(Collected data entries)
#####

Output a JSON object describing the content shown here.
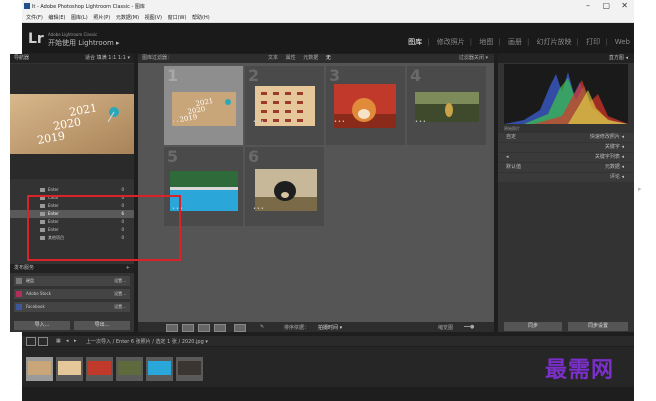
{
  "window": {
    "title": "lt - Adobe Photoshop Lightroom Classic - 图库",
    "controls": {
      "minimize": "–",
      "maximize": "▢",
      "close": "✕"
    }
  },
  "menu": [
    "文件(F)",
    "编辑(E)",
    "图库(L)",
    "照片(P)",
    "元数据(M)",
    "视图(V)",
    "窗口(W)",
    "帮助(H)"
  ],
  "identity": {
    "logo": "Lr",
    "subtitle": "Adobe Lightroom Classic",
    "name": "开始使用 Lightroom ▸"
  },
  "modules": [
    "图库",
    "修改照片",
    "地图",
    "画册",
    "幻灯片放映",
    "打印",
    "Web"
  ],
  "active_module": "图库",
  "left_panel": {
    "navigator_header": "导航器",
    "navigator_options": "适合  填满  1:1  1:1 ▾",
    "folders": [
      {
        "label": "Enter",
        "count": "0"
      },
      {
        "label": "Clear",
        "count": "0"
      },
      {
        "label": "Enter",
        "count": "0"
      },
      {
        "label": "Enter",
        "count": "6"
      },
      {
        "label": "Enter",
        "count": "0"
      },
      {
        "label": "Enter",
        "count": "0"
      },
      {
        "label": "其他项目",
        "count": "0"
      }
    ],
    "selected_folder_index": 3,
    "publish_header": "发布服务",
    "publish_rows": [
      {
        "label": "硬盘",
        "right": "设置..."
      },
      {
        "label": "Adobe Stock",
        "right": "设置..."
      },
      {
        "label": "Facebook",
        "right": "设置..."
      }
    ],
    "import_button": "导入...",
    "export_button": "导出..."
  },
  "filter_bar": {
    "title": "图库过滤器：",
    "options": [
      "文本",
      "属性",
      "元数据",
      "无"
    ],
    "filter_label": "过滤器关闭 ▾"
  },
  "grid": {
    "cells": [
      {
        "number": "1",
        "dots": "•••"
      },
      {
        "number": "2",
        "dots": "•••"
      },
      {
        "number": "3",
        "dots": "•••"
      },
      {
        "number": "4",
        "dots": "•••"
      },
      {
        "number": "5",
        "dots": "•••"
      },
      {
        "number": "6",
        "dots": "•••"
      }
    ],
    "selected_index": 0
  },
  "toolbar": {
    "sort_label": "排序依据：",
    "sort_value": "拍摄时间 ▾",
    "thumbnails": "缩览图"
  },
  "right_panel": {
    "histogram_header": "直方图 ◂",
    "histogram_info": "原始照片",
    "rows": [
      {
        "left": "自定",
        "right": "快速修改照片 ◂"
      },
      {
        "left": "",
        "right": "关键字 ◂"
      },
      {
        "left": "◂",
        "right": "关键字列表 ◂"
      },
      {
        "left": "默认值",
        "right": "元数据 ◂"
      },
      {
        "left": "",
        "right": "评论 ◂"
      }
    ],
    "sync_button": "同步",
    "sync_settings_button": "同步设置"
  },
  "filmstrip_bar": {
    "path": "上一次导入 / Enter  6 张照片 / 选定 1 张 / 2020.jpg ▾",
    "filter": "过滤器：",
    "filter_value": "关闭过滤器"
  },
  "watermark": "最需网",
  "colors": {
    "annotation_red": "#d9232a",
    "watermark_purple": "#7b2fc9",
    "panel_bg": "#333333",
    "grid_bg": "#555555"
  }
}
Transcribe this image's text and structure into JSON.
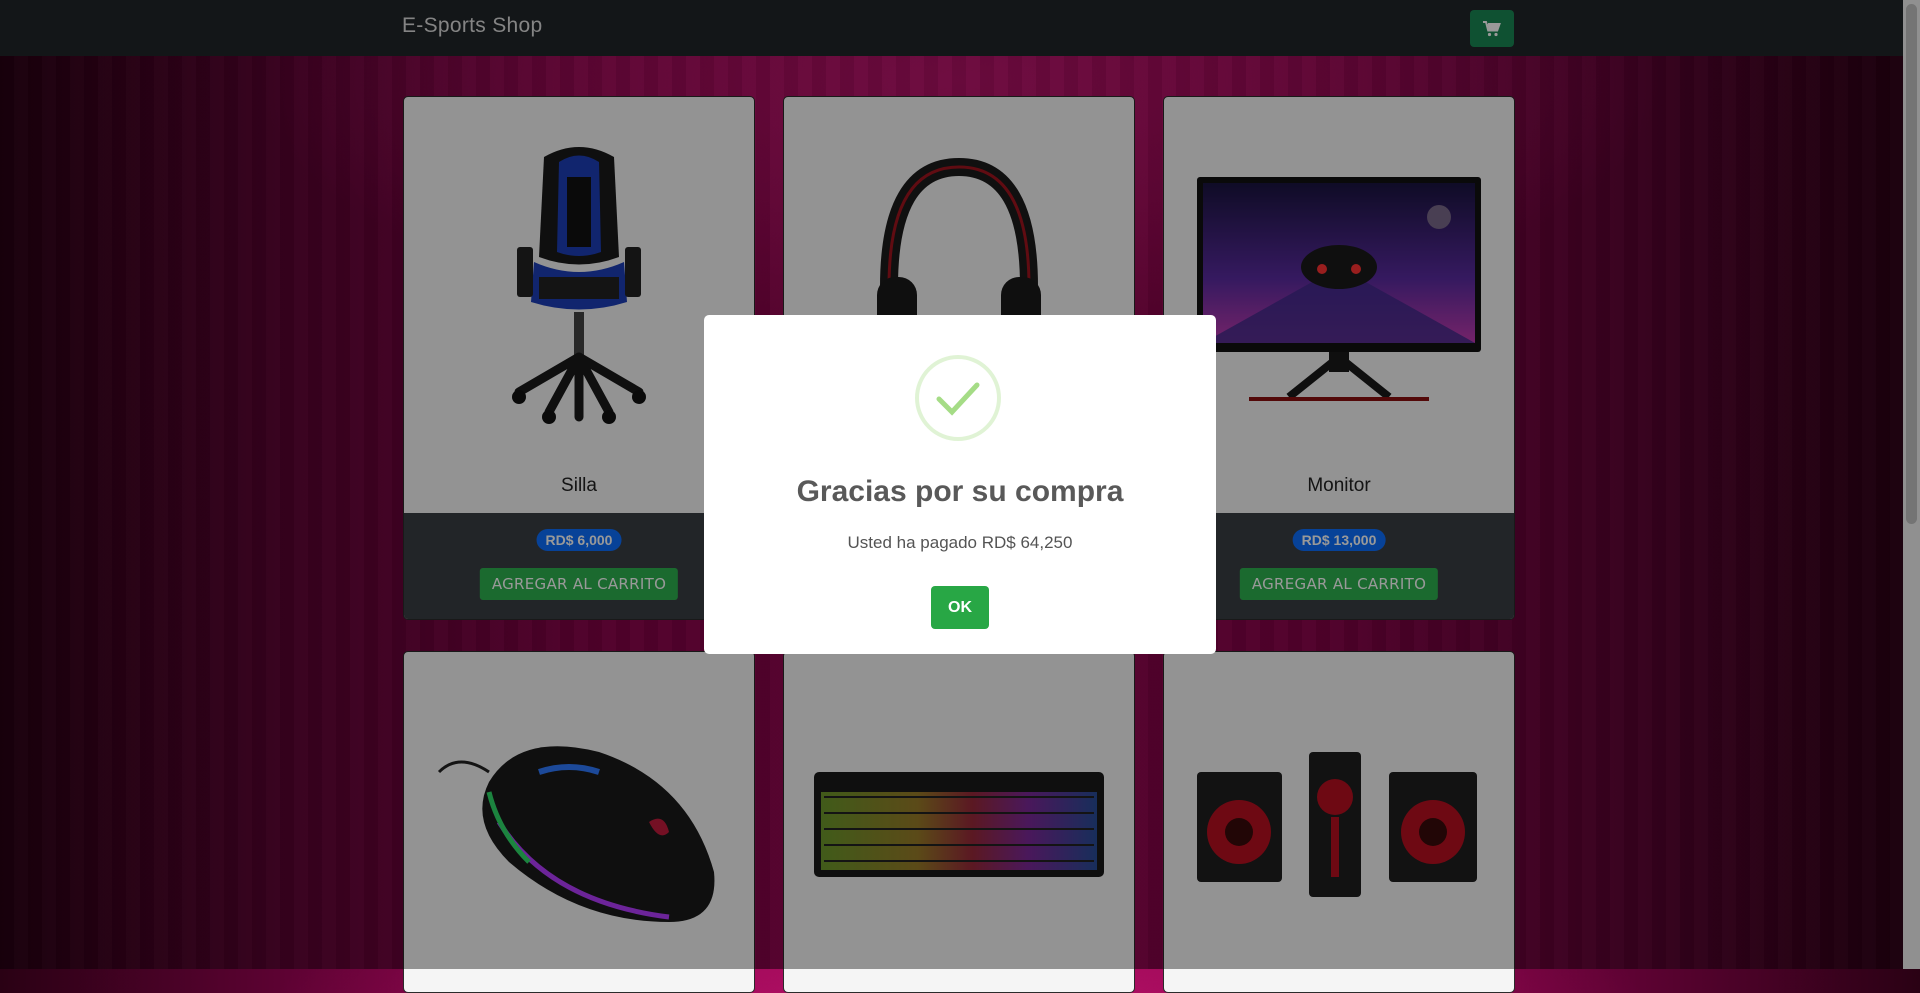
{
  "navbar": {
    "brand": "E-Sports Shop",
    "cart_icon": "shopping-cart-icon",
    "cart_color": "#198754"
  },
  "products": [
    {
      "name": "Silla",
      "price": "RD$ 6,000",
      "button": "AGREGAR AL CARRITO",
      "image": "gaming-chair"
    },
    {
      "name": "",
      "price": "",
      "button": "",
      "image": "gaming-headset"
    },
    {
      "name": "Monitor",
      "price": "RD$ 13,000",
      "button": "AGREGAR AL CARRITO",
      "image": "monitor"
    },
    {
      "name": "",
      "price": "",
      "button": "",
      "image": "gaming-mouse"
    },
    {
      "name": "",
      "price": "",
      "button": "",
      "image": "rgb-keyboard"
    },
    {
      "name": "",
      "price": "",
      "button": "",
      "image": "speakers"
    }
  ],
  "modal": {
    "title": "Gracias por su compra",
    "text": "Usted ha pagado RD$ 64,250",
    "ok_label": "OK",
    "icon": "success-check-icon"
  },
  "colors": {
    "price_badge": "#0d6efd",
    "add_button": "#2db14f",
    "ok_button": "#28a745"
  }
}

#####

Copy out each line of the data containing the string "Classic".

    "title": "lt - Adobe Photoshop Lightroom Classic - 图库",
    "subtitle": "Adobe Lightroom Classic",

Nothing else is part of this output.